‘If the ship had told everyone what was going on, my dad and stepmom would have gotten off in Puerto Rico and flown home,’ his son Kevin Sheehan told the Herald. ‘But they didn’t tell them. So they stayed on the ship.’
Several crew members have also been killed after they were left with no choice but to keep turning up for work on the floating deathtraps.
Pujiyoko, 27, a Royal Caribbean housekeeper from Indonesia, became the youngest person in South Florida at the time to die from the virus on April 12.
Fears first mounted for cruise ship passengers and crew in February when in the worst cruise ship crisis so far, hundreds tested positive on the Diamond Princess after Japanese authorities imposed a two-week lockdown in Yokohama.
Passengers were confined to their cabins during the lockdown but several countries eventually lost patience with Japan and airlifted their citizens home.
Japan was widely criticised for its handling of the ship, with one disease expert saying the quarantine was ‘completely inadequate’ after viewing the conditions on board.
Japan had initially impounded the ship after a passenger who left the ship in Hong Kong in January subsequently tested positive.
At least 13 people have died after they were taken to hospital from the doomed vessel and 712 have tested positive.
Weeks later another Princess ship was struck by an outbreak, when two passengers and 19 crew members on the Grand Princess cruise ship tested positive for coronavirus in early March.
The ship docked in Oakland, California, on March 9 with 3,500 on board and people were repatriated and sent to army bases for quarantine.
At least 100 cases have been linked to the Grand Princess and at least two deaths.
In March, the Holland America Zaandam was stuck at sea after it set sail on March 7 and people began showing symptoms of coronavirus.
The ship was turned away by several ports in Latin America and Florida.
The Zandaam and its sister ship the Rotterdam – which had met the infected ship and taken healthy patients on board – were finally allowed to dock in Florida on April after Donald Trump waded into the matter.
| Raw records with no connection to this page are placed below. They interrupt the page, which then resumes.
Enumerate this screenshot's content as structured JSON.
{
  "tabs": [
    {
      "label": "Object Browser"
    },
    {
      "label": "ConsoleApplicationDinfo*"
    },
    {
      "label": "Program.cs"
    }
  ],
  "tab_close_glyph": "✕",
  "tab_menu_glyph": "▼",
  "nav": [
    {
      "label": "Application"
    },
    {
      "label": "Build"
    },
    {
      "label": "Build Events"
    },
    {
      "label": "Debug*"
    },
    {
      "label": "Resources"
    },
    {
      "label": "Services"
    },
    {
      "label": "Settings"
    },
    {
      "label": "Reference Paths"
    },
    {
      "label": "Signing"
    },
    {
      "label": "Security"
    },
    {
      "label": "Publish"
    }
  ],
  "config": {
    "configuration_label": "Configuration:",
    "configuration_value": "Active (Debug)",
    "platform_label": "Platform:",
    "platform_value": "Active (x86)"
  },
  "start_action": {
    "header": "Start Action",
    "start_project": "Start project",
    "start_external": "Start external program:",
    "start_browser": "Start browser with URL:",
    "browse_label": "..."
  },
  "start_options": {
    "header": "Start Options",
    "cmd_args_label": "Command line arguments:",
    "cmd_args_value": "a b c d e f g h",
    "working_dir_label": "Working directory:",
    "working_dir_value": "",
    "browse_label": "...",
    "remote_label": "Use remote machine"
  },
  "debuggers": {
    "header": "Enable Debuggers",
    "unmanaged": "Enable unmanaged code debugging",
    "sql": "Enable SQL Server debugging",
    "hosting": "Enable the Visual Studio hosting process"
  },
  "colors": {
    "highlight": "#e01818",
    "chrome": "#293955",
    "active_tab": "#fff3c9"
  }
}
Four people had died and more than 190 had flu-like symptoms by the time passengers and crew were allowed to disembark.
The CDC has since extended its halting of cruise voyages until late July.